Excerpt from No Man’s Brooklyn, novel-in-progress.
The coke parties were my favorite. It was when everyone was happiest. Everyone usually meant my mother, father, and their friends, Tony and Dina.
My mother would tell me—Tony and Dina are coming over tonight—and I knew that meant a coke party and I got excited.
The coke turned them into children again. Or a peculiar breed of children with waxy glowing faces and eyes full of fire. Good fire. Not dragon-fire or hell-fire. The fire of all-night magic.
Tony, who worked sanitation with my father, was a barrel-chested Italian man with tattoos and two thick dark rugs for eyebrows.

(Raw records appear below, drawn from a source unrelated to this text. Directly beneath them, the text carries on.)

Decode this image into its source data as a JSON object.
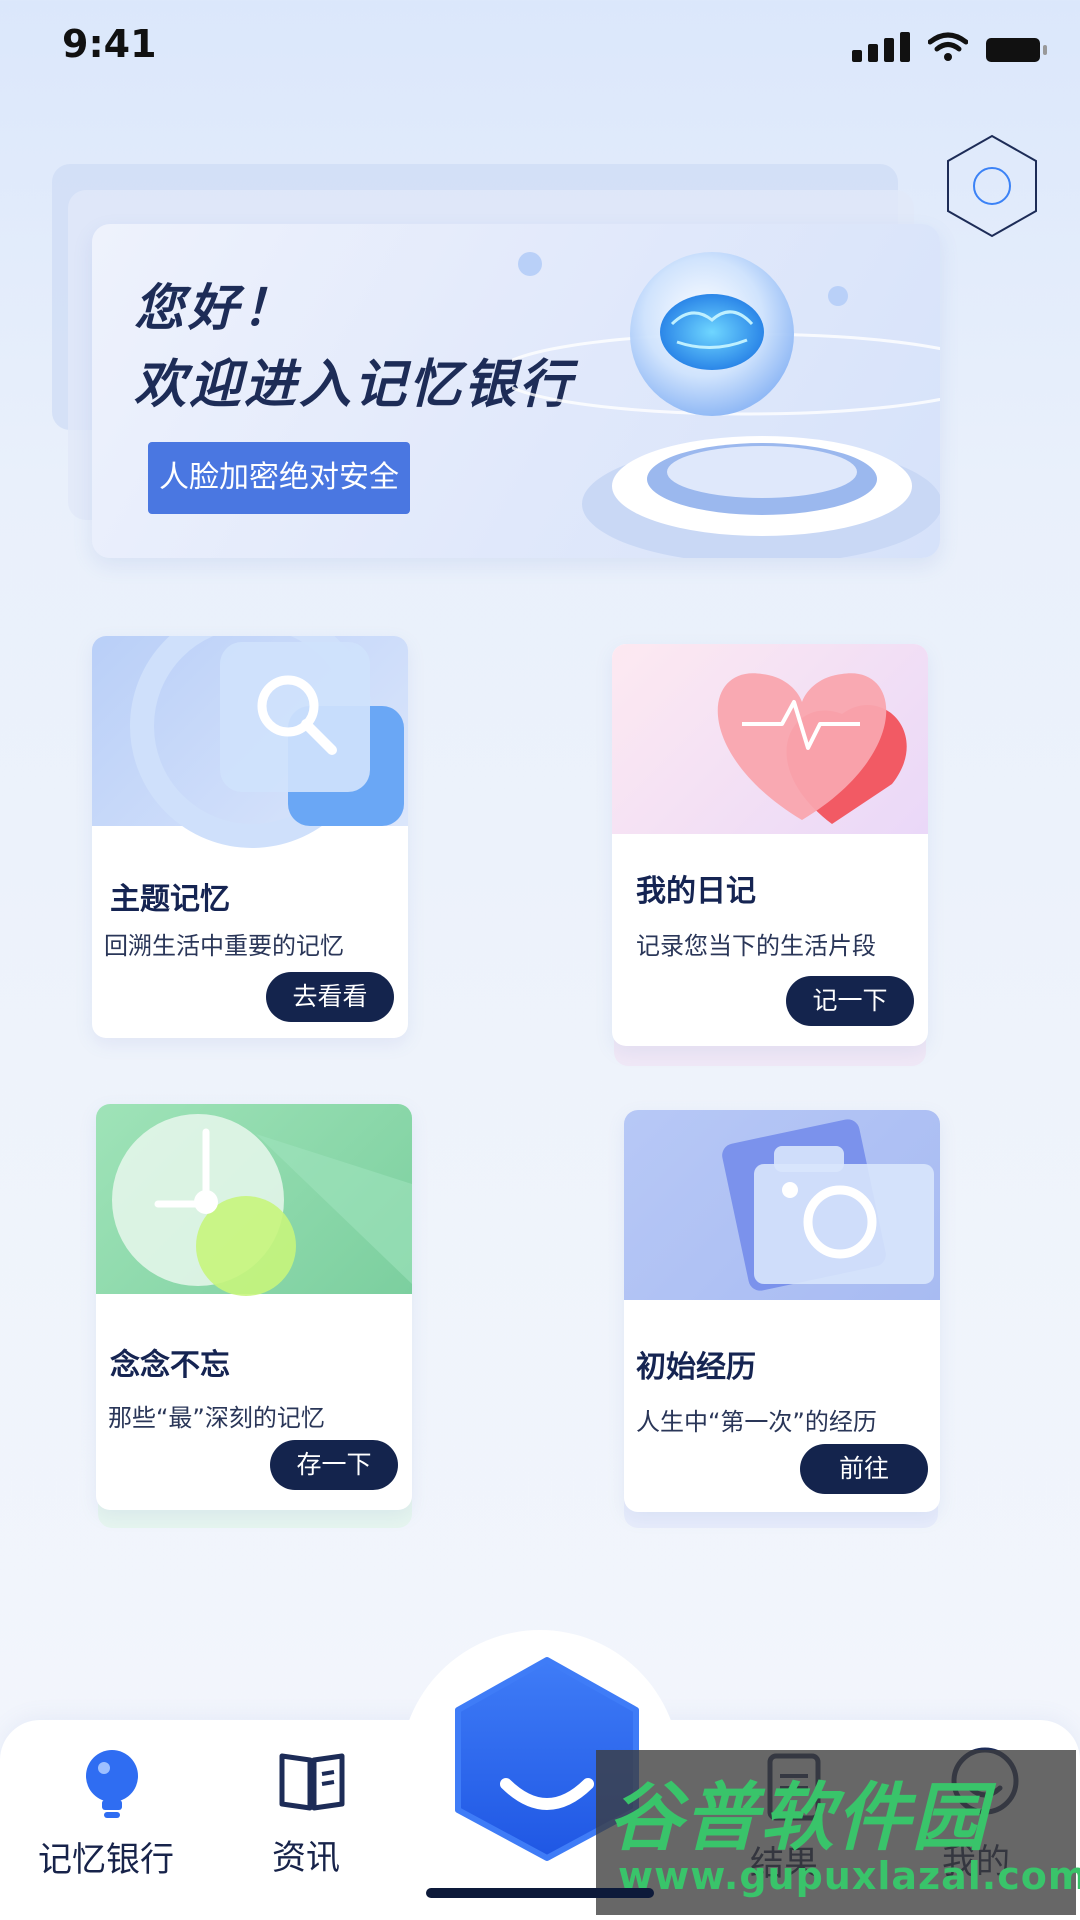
{
  "status_bar": {
    "time": "9:41"
  },
  "banner": {
    "line1": "您好！",
    "line2": "欢迎进入记忆银行",
    "button": "人脸加密绝对安全"
  },
  "cards": [
    {
      "title": "主题记忆",
      "subtitle": "回溯生活中重要的记忆",
      "button": "去看看",
      "icon": "search-icon",
      "accent": "#8fb4f8"
    },
    {
      "title": "我的日记",
      "subtitle": "记录您当下的生活片段",
      "button": "记一下",
      "icon": "heart-pulse-icon",
      "accent": "#f58b98"
    },
    {
      "title": "念念不忘",
      "subtitle": "那些“最”深刻的记忆",
      "button": "存一下",
      "icon": "clock-icon",
      "accent": "#8fd9a8"
    },
    {
      "title": "初始经历",
      "subtitle": "人生中“第一次”的经历",
      "button": "前往",
      "icon": "camera-icon",
      "accent": "#a7b9f2"
    }
  ],
  "tabbar": {
    "items": [
      {
        "label": "记忆银行",
        "icon": "bulb-icon",
        "active": true
      },
      {
        "label": "资讯",
        "icon": "book-icon",
        "active": false
      },
      {
        "label": "",
        "icon": "smile-hex-icon",
        "active": false
      },
      {
        "label": "结果",
        "icon": "document-icon",
        "active": false
      },
      {
        "label": "我的",
        "icon": "profile-icon",
        "active": false
      }
    ]
  },
  "watermark": {
    "line1": "谷普软件园",
    "line2": "www.gupuxlazal.com"
  },
  "colors": {
    "primary": "#4a77e1",
    "dark": "#14244d",
    "tab_active": "#2f6df2"
  }
}
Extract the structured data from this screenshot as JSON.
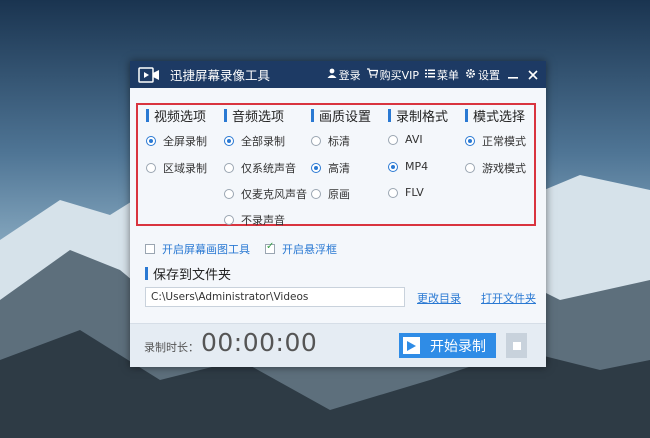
{
  "window": {
    "title": "迅捷屏幕录像工具",
    "login": "登录",
    "buy_vip": "购买VIP",
    "menu": "菜单",
    "settings": "设置"
  },
  "options": {
    "video": {
      "header": "视频选项",
      "items": [
        {
          "label": "全屏录制",
          "selected": true
        },
        {
          "label": "区域录制",
          "selected": false
        }
      ]
    },
    "audio": {
      "header": "音频选项",
      "items": [
        {
          "label": "全部录制",
          "selected": true
        },
        {
          "label": "仅系统声音",
          "selected": false
        },
        {
          "label": "仅麦克风声音",
          "selected": false
        },
        {
          "label": "不录声音",
          "selected": false
        }
      ]
    },
    "quality": {
      "header": "画质设置",
      "items": [
        {
          "label": "标清",
          "selected": false
        },
        {
          "label": "高清",
          "selected": true
        },
        {
          "label": "原画",
          "selected": false
        }
      ]
    },
    "format": {
      "header": "录制格式",
      "items": [
        {
          "label": "AVI",
          "selected": false
        },
        {
          "label": "MP4",
          "selected": true
        },
        {
          "label": "FLV",
          "selected": false
        }
      ]
    },
    "mode": {
      "header": "模式选择",
      "items": [
        {
          "label": "正常模式",
          "selected": true
        },
        {
          "label": "游戏模式",
          "selected": false
        }
      ]
    }
  },
  "checkboxes": {
    "draw_tool": {
      "label": "开启屏幕画图工具",
      "checked": false
    },
    "float_frame": {
      "label": "开启悬浮框",
      "checked": true
    }
  },
  "save": {
    "header": "保存到文件夹",
    "path": "C:\\Users\\Administrator\\Videos",
    "change_dir": "更改目录",
    "open_folder": "打开文件夹"
  },
  "bottom": {
    "duration_label": "录制时长：",
    "duration": "00:00:00",
    "start_label": "开始录制"
  },
  "colors": {
    "accent": "#2a79d3",
    "titlebar": "#1d3a64",
    "highlight_border": "#d9343f"
  }
}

Like two baby Muppets had sprouted above his eyes. Tony loved to laugh. It was a high-pitched, wheezing laugh, a dolphin squeal that didn’t match his muscles and tattoos.
His wife, Dina, was the smart one in the bunch. That’s how I thought of her because she was a college graduate. She was the only college graduate I knew. No one in my family had graduated college. My father had dropped out in sixth grade, my mother in eighth grade. Because Debby was the smart one I always found it odd that she did coke with the others. I suppose I thought college graduates didn’t do coke, that they were too smart or too good for it. Maybe I thought higher education meant higher living, I don’t know.
Yet I was glad Dina did coke with them, because then everyone was unified in their happiness. Later when my mother quit doing coke and my father continued doing it, the unity dissolved and was replaced by violent discord.
The kitchen was where the action took place. As soon as Tony and Dina entered our apartment, my father would press—Tony did you get the stuff. Tony, smiling big, would put my father’s mind at ease—Yea Louie I got the stuff. And both of them would enliven with anticipation.
Seated at the kitchen table, Tony or my father would razor-cut lines on a small mirror engraved with a Heinken logo.
(I found that mirror about fifteen minutes ago in one of my father’s kitchen drawers. The past is never dead, Faulkner said, it’s not even past. I thought of that. And wondered when was the last time lines had been snorted off the mirror.)
I loved the exactitude of the ritual. The methodical dicing of the lines. The cut plastic straw or rolled-up bill passed around. The vacuum-sucking snorts, and the finicky staccato inhalations draining the residue lining the inside of the nostrils.
My father never let me stay in the kitchen when they snorted. He’d tell me to go in the living room and watch TV. Fortunately, the kitchen was adjacent to the living room, and leaning against the base of the recliner, “watching TV,” I’d angle myself just so and watch them through the doorway. Yet listening to them brought even greater pleasure than watching them.
The din of their voices, growing bright and electric, the ripples of laughter, with Tony’s pitch reaching kettle-steam frequencies.
On those nights they talked and talked and talked, bright ribbons of noise in which they wrapped themselves. I savored and cherished their communion. It was like being coked-up through osmosis.
Their joy was my joy, their cheer my cheer, their energy my energy.
It was togetherness, albeit a second-rate version, for it only lasted as long as the effects of the drug did. The aftermath of the coke parties, the post-script, was never any good.
When we were all high, it was great. The comedowns, on the other hand, left jus jangled.
In those periods, the magic of childhood dimmed and we darkened and grew old before our time.
Between childhood and death lay an inclement center which refused to keep still.